Manchester City and Paris Saint-Germain have both been fined after a brazen indifference to the rules and have shown their preparedness to spend whatever it takes to win.
Although FFP was intended to help clubs help themselves and to prevent a dive headlong into a financial abyss, the true intent was to penalise the rich. Applying socialist doctrine to a system where free market forces have reined unfettered was always going to be a challenge.
No doubt Michel Platini, the Uefa president, would have been content to think that the oil riches of Abu Dhabi, which were invested in Manchester City, could not be used to purchase favour and advantage in order to achieve success.

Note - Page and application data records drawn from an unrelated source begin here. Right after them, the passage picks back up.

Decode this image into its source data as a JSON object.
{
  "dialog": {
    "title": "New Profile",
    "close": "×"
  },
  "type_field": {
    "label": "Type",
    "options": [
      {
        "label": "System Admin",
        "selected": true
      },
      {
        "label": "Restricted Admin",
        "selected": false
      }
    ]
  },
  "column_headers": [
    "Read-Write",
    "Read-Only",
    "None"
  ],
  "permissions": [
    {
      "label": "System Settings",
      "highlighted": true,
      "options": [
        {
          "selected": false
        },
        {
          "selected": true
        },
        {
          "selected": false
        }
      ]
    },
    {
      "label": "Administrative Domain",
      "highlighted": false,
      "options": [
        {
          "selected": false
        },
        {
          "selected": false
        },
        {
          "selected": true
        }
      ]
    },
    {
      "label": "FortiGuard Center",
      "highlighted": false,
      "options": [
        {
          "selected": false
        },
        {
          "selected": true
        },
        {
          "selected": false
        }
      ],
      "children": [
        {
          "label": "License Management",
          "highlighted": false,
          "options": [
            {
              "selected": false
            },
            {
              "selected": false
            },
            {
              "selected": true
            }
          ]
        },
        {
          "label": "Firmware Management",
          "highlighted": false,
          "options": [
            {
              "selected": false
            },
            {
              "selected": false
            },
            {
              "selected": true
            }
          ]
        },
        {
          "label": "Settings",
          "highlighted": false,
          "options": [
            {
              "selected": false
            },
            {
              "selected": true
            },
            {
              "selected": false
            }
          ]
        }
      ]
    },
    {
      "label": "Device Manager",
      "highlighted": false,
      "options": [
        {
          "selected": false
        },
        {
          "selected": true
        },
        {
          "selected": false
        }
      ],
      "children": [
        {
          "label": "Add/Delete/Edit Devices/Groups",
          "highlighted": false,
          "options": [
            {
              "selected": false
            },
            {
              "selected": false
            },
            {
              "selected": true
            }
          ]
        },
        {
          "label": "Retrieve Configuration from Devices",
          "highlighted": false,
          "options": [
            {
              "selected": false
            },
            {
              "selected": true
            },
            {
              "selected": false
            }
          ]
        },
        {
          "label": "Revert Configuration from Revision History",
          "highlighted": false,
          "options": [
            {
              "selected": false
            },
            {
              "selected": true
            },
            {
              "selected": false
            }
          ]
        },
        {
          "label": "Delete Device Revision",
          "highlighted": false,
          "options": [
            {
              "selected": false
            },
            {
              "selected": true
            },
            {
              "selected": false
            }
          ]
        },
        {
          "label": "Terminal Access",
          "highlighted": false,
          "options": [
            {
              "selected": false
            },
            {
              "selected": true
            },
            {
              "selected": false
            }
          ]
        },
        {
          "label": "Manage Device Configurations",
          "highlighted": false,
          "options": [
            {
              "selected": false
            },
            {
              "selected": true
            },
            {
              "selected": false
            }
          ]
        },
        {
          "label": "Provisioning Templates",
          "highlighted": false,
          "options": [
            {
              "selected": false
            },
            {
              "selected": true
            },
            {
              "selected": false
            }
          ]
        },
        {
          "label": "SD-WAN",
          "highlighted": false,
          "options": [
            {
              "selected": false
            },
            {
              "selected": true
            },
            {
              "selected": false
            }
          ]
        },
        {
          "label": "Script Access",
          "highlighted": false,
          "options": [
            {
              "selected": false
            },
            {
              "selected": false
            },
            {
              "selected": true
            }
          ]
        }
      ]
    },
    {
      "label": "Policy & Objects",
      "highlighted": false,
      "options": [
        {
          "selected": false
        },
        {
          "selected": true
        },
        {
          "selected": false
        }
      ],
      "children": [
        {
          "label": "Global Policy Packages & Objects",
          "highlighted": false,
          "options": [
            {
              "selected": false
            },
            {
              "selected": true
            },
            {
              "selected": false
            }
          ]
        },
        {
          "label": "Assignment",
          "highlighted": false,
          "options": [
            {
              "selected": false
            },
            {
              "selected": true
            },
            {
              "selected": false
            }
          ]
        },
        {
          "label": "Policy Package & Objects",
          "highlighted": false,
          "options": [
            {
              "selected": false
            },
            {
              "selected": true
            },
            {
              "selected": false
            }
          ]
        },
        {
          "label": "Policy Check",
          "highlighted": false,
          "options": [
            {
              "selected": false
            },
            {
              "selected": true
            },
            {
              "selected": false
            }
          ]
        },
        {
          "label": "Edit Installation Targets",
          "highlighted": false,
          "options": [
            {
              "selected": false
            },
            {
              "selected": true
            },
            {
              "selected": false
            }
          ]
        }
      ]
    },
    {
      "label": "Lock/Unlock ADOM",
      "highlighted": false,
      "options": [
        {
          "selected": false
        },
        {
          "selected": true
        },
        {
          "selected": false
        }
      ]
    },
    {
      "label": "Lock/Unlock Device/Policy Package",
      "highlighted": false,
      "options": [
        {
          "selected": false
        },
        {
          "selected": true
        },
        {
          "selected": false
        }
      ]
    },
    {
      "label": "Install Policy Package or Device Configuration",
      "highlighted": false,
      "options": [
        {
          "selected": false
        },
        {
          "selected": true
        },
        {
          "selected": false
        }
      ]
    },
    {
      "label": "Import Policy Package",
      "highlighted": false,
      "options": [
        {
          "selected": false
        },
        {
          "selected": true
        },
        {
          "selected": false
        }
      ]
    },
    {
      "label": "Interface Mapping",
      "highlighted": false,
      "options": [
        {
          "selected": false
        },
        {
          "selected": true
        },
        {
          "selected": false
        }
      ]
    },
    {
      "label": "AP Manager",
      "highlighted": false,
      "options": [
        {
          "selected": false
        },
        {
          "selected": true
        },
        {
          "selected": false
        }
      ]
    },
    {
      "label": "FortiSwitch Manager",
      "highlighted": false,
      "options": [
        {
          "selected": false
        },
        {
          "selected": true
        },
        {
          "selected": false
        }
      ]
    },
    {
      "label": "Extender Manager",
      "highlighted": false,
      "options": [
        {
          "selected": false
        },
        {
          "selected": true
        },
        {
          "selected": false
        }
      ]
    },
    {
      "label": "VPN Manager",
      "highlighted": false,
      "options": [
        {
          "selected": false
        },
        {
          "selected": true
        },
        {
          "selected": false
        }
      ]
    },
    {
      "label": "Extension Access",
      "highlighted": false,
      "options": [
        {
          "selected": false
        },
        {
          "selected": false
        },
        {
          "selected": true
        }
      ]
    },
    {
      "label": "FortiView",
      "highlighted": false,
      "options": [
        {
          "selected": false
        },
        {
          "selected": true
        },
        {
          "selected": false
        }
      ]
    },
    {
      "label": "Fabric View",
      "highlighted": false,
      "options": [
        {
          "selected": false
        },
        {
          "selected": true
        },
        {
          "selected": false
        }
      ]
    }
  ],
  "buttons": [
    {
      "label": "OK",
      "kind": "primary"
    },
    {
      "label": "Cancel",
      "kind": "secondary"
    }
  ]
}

However, when the state of Qatar with a similar abundance of natural gas reserves followed suit by acquiring Paris Saint-Germain, the problems multiplied. Both clubs overspent sizeably and, while not incurring vast external debts, ostentatiously attempted to spend their way to the top of the European tree, apparently ignoring the consequences.
Monetary fines are meaningless to nations where money has a different value. In the case of Manchester City, its £50m fine absorbs approximately four hours of cashflow for Abu Dhabi. It remains to be seen whether Uefa will ever impose the only sanction that would really terrify one of the bigger clubs, which would be to be thrown out of the Champions League.
In my opinion, these rules are ultimately for the birds. They are still easy to get around; financial penalties are relatively meaningless for the richest and yet disqualification from the Champions League is virtually unenforceable and too seismic a deterrent.
The rules have introduced massive uncertainty but will not ultimately stick.
Platini's grand plan is destined for failure.